**What to work on:** Output all of the entries exactly as they are given.

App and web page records
-------
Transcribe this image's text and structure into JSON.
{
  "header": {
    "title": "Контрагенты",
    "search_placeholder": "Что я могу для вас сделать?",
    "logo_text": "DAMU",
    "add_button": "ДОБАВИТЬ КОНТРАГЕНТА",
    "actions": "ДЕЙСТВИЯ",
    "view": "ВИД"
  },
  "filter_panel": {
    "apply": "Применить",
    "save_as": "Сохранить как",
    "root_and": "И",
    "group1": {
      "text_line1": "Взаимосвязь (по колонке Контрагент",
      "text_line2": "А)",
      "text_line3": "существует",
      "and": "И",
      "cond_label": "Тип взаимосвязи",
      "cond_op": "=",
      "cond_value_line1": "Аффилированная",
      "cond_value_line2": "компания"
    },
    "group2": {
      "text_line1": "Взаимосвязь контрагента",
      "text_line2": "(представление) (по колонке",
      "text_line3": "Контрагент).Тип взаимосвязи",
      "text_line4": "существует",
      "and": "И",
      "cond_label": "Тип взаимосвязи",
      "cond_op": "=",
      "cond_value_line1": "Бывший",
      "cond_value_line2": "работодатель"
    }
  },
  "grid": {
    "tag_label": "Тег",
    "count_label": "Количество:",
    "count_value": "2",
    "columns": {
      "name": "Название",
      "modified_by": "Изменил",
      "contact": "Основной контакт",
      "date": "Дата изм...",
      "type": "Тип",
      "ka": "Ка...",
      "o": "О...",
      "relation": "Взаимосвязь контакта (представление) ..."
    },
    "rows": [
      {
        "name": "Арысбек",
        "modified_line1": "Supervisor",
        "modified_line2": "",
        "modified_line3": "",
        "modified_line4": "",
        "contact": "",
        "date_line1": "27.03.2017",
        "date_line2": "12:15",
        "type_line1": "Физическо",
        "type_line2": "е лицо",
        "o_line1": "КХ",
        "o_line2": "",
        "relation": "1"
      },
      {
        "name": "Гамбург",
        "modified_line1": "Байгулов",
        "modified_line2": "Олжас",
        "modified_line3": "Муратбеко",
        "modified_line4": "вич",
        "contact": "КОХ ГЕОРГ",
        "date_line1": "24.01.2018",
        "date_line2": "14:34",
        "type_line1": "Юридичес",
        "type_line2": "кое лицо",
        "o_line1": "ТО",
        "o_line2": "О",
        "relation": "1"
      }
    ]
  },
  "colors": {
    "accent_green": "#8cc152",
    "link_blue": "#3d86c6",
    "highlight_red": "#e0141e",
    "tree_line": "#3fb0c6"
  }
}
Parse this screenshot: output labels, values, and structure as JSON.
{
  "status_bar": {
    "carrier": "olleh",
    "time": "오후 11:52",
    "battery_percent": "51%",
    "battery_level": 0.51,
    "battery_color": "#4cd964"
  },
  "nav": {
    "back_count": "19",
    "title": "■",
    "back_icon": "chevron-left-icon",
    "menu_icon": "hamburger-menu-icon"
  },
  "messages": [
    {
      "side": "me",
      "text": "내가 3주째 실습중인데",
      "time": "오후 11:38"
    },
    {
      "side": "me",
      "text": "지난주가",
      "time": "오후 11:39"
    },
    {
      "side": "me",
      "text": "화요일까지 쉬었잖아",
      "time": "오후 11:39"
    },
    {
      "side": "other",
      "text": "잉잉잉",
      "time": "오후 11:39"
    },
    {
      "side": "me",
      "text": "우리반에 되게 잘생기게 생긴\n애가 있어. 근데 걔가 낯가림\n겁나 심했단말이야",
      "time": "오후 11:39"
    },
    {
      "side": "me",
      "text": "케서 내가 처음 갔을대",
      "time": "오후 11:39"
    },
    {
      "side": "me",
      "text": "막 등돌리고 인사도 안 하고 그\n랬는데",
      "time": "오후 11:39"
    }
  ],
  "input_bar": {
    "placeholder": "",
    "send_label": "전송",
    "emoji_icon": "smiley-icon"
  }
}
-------
**Finished exercise:**
Transcribe this image's text and structure into JSON.
{
  "header": {
    "title": "Контрагенты",
    "search_placeholder": "Что я могу для вас сделать?",
    "logo_text": "DAMU",
    "add_button": "ДОБАВИТЬ КОНТРАГЕНТА",
    "actions": "ДЕЙСТВИЯ",
    "view": "ВИД"
  },
  "filter_panel": {
    "apply": "Применить",
    "save_as": "Сохранить как",
    "root_and": "И",
    "group1": {
      "text_line1": "Взаимосвязь (по колонке Контрагент",
      "text_line2": "А)",
      "text_line3": "существует",
      "and": "И",
      "cond_label": "Тип взаимосвязи",
      "cond_op": "=",
      "cond_value_line1": "Аффилированная",
      "cond_value_line2": "компания"
    },
    "group2": {
      "text_line1": "Взаимосвязь контрагента",
      "text_line2": "(представление) (по колонке",
      "text_line3": "Контрагент).Тип взаимосвязи",
      "text_line4": "существует",
      "and": "И",
      "cond_label": "Тип взаимосвязи",
      "cond_op": "=",
      "cond_value_line1": "Бывший",
      "cond_value_line2": "работодатель"
    }
  },
  "grid": {
    "tag_label": "Тег",
    "count_label": "Количество:",
    "count_value": "2",
    "columns": {
      "name": "Название",
      "modified_by": "Изменил",
      "contact": "Основной контакт",
      "date": "Дата изм...",
      "type": "Тип",
      "ka": "Ка...",
      "o": "О...",
      "relation": "Взаимосвязь контакта (представление) ..."
    },
    "rows": [
      {
        "name": "Арысбек",
        "modified_line1": "Supervisor",
        "modified_line2": "",
        "modified_line3": "",
        "modified_line4": "",
        "contact": "",
        "date_line1": "27.03.2017",
        "date_line2": "12:15",
        "type_line1": "Физическо",
        "type_line2": "е лицо",
        "o_line1": "КХ",
        "o_line2": "",
        "relation": "1"
      },
      {
        "name": "Гамбург",
        "modified_line1": "Байгулов",
        "modified_line2": "Олжас",
        "modified_line3": "Муратбеко",
        "modified_line4": "вич",
        "contact": "КОХ ГЕОРГ",
        "date_line1": "24.01.2018",
        "date_line2": "14:34",
        "type_line1": "Юридичес",
        "type_line2": "кое лицо",
        "o_line1": "ТО",
        "o_line2": "О",
        "relation": "1"
      }
    ]
  },
  "colors": {
    "accent_green": "#8cc152",
    "link_blue": "#3d86c6",
    "highlight_red": "#e0141e",
    "tree_line": "#3fb0c6"
  }
}
Parse this screenshot: output labels, values, and structure as JSON.
{
  "status_bar": {
    "carrier": "olleh",
    "time": "오후 11:52",
    "battery_percent": "51%",
    "battery_level": 0.51,
    "battery_color": "#4cd964"
  },
  "nav": {
    "back_count": "19",
    "title": "■",
    "back_icon": "chevron-left-icon",
    "menu_icon": "hamburger-menu-icon"
  },
  "messages": [
    {
      "side": "me",
      "text": "내가 3주째 실습중인데",
      "time": "오후 11:38"
    },
    {
      "side": "me",
      "text": "지난주가",
      "time": "오후 11:39"
    },
    {
      "side": "me",
      "text": "화요일까지 쉬었잖아",
      "time": "오후 11:39"
    },
    {
      "side": "other",
      "text": "잉잉잉",
      "time": "오후 11:39"
    },
    {
      "side": "me",
      "text": "우리반에 되게 잘생기게 생긴\n애가 있어. 근데 걔가 낯가림\n겁나 심했단말이야",
      "time": "오후 11:39"
    },
    {
      "side": "me",
      "text": "케서 내가 처음 갔을대",
      "time": "오후 11:39"
    },
    {
      "side": "me",
      "text": "막 등돌리고 인사도 안 하고 그\n랬는데",
      "time": "오후 11:39"
    }
  ],
  "input_bar": {
    "placeholder": "",
    "send_label": "전송",
    "emoji_icon": "smiley-icon"
  }
}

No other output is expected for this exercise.